Shawnee Tribe
The Sovereign Nation of the Shawnee Tribe (Oklahoma), recognized by the United States under the Shawnee Tribe Status Act of 2000. It has authorized to issue their first historical coin in the same year on 30th July featuring Chief Tecumseh (50000 pieces in BU and 20000 pieces in Proof). The coat of arms on the reverse contains 12 stars, representing the original 12 tribes of the Shawnee Indian Nation. The four tribes that survived were known to the white settlers as Mequachake, Chillicothe, Liskapoke and the Piqua. "The coins are not legal tender," Gary Pitcher, the tribe’s director of economic development, told Indian Country. A value, in this case one dollar, was put on the coins "because they would be more collectable." Certain media reports have described the coins as "legal tender on Shawnee lands," which they are not. Instead, the silver dollar is meant as a commemorative issue, honoring the Shawnees’ legal separation, in 2000, from the Cherokee Nation after 135 years of union. 

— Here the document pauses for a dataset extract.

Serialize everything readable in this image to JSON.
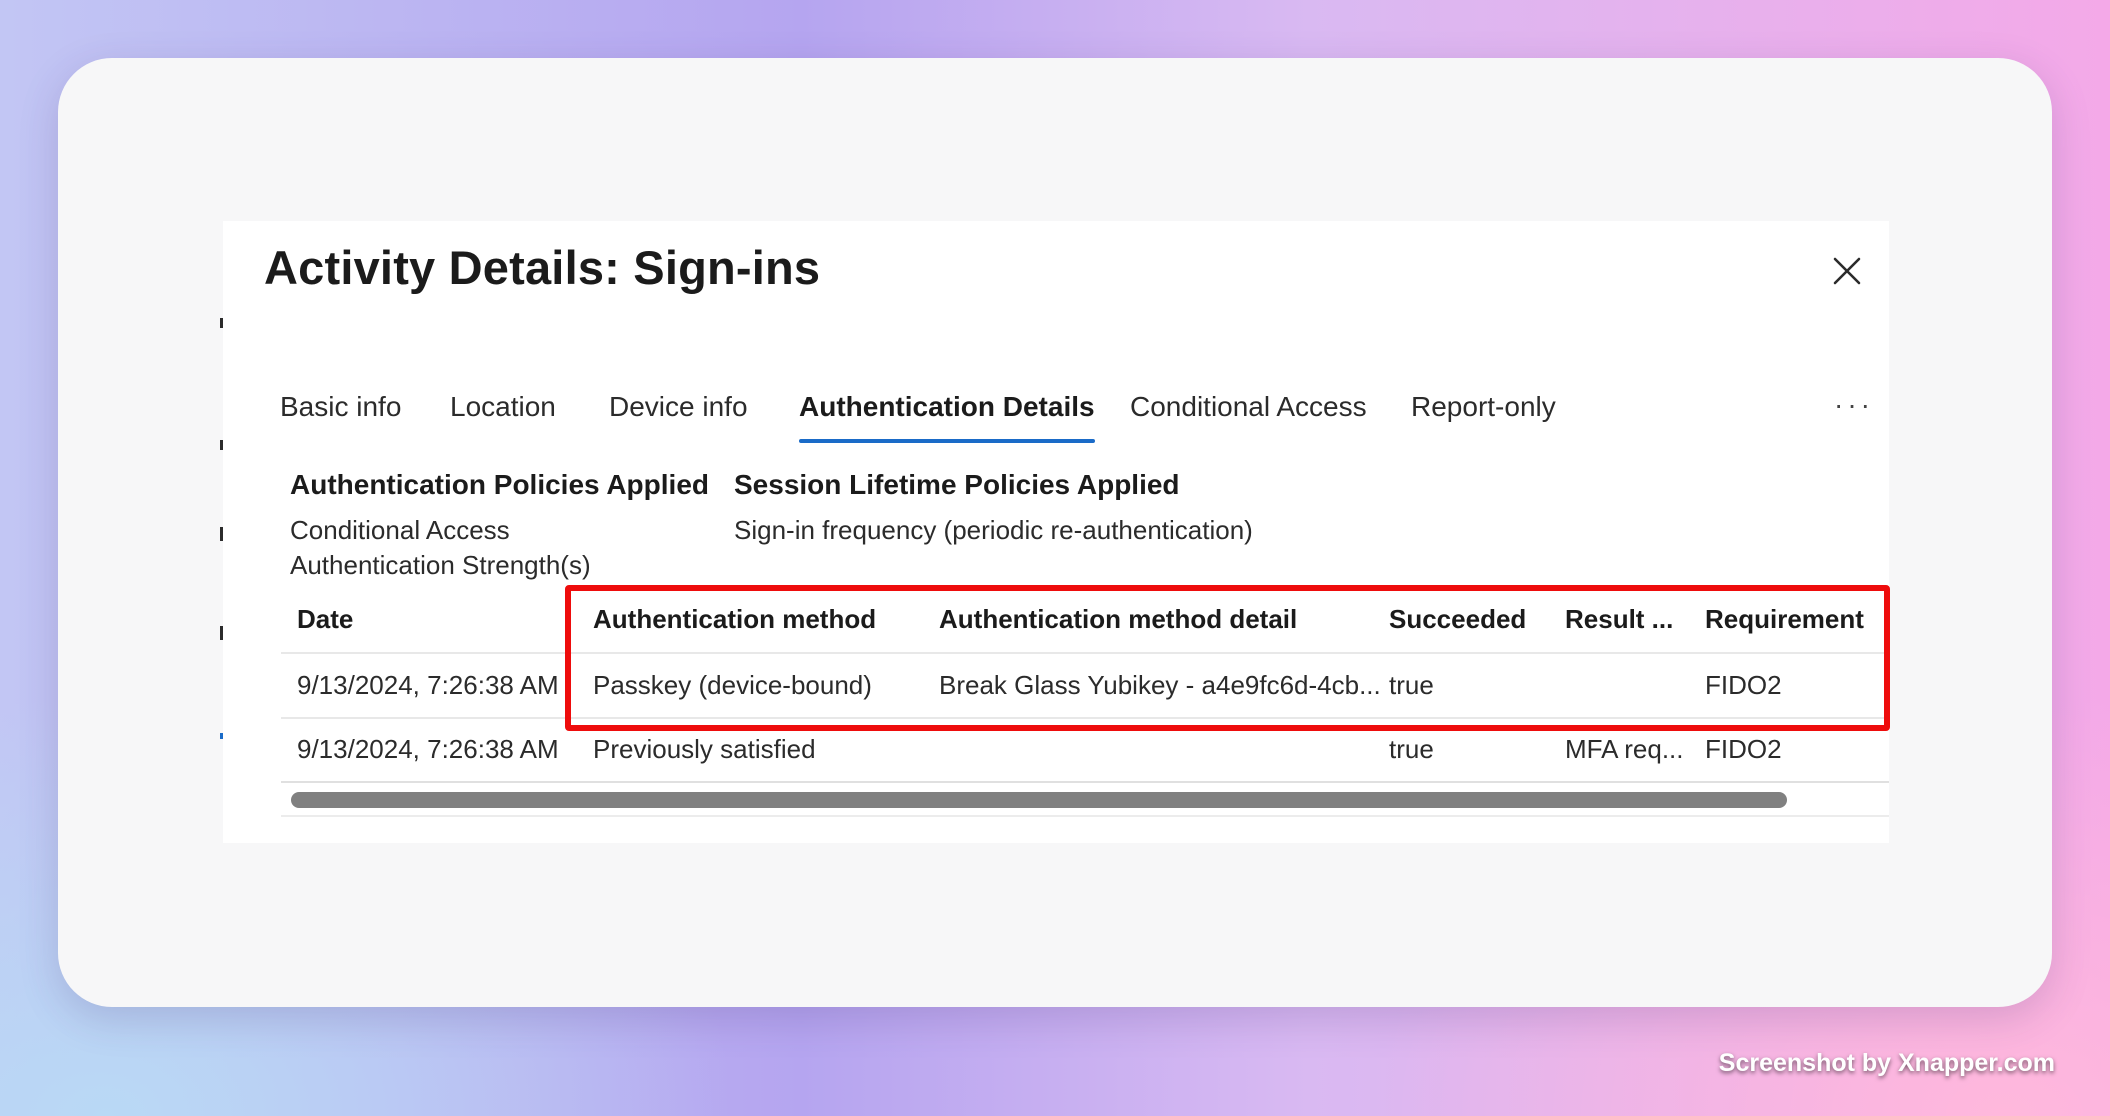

The Shawnee people originally dwelt in what is now Ohio. As their chief, Tecumseh sought to resist European encroachment into the old Northwest Territories by uniting the region’s Indian nations and refusing to sell land held in common by the tribes to individual white settlers.

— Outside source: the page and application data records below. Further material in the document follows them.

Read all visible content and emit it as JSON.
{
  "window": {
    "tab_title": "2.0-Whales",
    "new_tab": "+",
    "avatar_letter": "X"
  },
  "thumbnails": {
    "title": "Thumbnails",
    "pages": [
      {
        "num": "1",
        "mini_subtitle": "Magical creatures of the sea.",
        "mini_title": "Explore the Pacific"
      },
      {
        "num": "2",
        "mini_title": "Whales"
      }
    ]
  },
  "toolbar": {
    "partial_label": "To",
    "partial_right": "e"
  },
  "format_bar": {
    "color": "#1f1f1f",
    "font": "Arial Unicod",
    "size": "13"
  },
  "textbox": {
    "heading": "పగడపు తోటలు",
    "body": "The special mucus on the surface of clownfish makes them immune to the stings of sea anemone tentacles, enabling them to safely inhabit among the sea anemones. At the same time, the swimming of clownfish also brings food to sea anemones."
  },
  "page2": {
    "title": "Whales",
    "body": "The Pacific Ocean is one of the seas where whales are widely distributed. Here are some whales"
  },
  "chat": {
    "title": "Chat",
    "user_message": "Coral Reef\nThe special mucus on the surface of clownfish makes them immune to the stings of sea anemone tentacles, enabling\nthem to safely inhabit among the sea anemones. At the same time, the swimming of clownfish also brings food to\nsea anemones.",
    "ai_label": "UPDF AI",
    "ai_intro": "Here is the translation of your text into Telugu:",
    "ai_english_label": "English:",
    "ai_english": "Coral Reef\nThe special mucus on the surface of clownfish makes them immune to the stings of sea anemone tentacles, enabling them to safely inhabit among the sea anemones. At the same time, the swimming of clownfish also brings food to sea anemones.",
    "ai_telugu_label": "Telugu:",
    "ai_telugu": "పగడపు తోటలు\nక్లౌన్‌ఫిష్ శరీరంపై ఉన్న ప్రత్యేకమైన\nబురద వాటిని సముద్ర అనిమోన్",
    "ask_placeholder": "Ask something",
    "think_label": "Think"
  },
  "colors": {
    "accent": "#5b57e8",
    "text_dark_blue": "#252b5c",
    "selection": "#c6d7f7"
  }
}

"No tribe has the right to sell, even to each other, much less to strangers," Tecumseh said. "Sell a country! Why not sell the air, the great sea, as well as the earth? Didn’t the Great Spirit make them all for the use of his children? We gave them forest-clad mountains and valleys full of game, and in return what did they give our warriors and our women? Rum, trinkets and a grave."

The seal of the Shawnee Tribe is dated Nov. 7, 1811. Tecumseh fought as a brigadier general on the side of the British during the War of 1812 and was killed in combat at the Battle of the Thames in Chatham, Ontario in 1813.

In 2003 a second new silver design of Shawnee tribe Dollar featuring Lewis, Clark & Drouillard was introduced (50000 pieces in BU and 20000 pieces in Proof, authenticity signature on the certificate is done by Ron Sparkman, tribal chairman). This coin Commemorates George Drouillard, the son of a French Canadian father and Shawnee Indian mother, who served as interpreter and hunter for the historic Lewis and Clark Expedition. He was an excellent hunter and had a good knowledge of Indian sign language and customs.  His skills and advice more than once save the expedition from potential disaster.   Pictured on the obverse of the coin are Lewis, Clark and Drouillard holding rifles.  The reverse features the tribal arms. In 1804-1806, President Thomas Jefferson commissioned Meriwether Lewis and William Clark to lead an expedition on an epic journey to explore the headwaters of the Missouri River and find an overland route to the Pacific Ocean by the way Columbia River. The "Corps of Discovery" departed Camp DuBois near Wood River, Illinois on May 14, 1804, and proceeded up the Missouri River. The party reached the Knife River Indian Villages, near present day Washburn, North Dakota, where they built Fort Mandan. There they also recruited as interpreters, the Frenchman Toussaint Charbonneau and his wife, Sacagawea. The Corps of Discovery reached the Pacific Ocean in November 1805 and returned home the next year in 1806.

These silver and gold coins of Shawnee Tribe can be purchased directly from "Panada America" at http://www.pandaamerica.com/subcategory.asp?subcat=163&categ=77&grp=1

More detail information on Shawnee Tribe can be viewed at http://www.pandaamerica.com/NEWS_shawnee_tacumseh_05_29_2002.ASP 

 
1 Dollar 2002 Chief "Shooting Star" Tecumseh 1768-1813 Proof coin 
1 Dollar 2003 Lewis - Clark - Drouillard BU coin
 
I purchased my both coins mentioned below from Joel Anderson. Each coins is 38.6mm in diameter, containing 1 troy ounce of .999 fine silver with reeded edge.
 

 
Micro-Nations
 
Chiefa Coins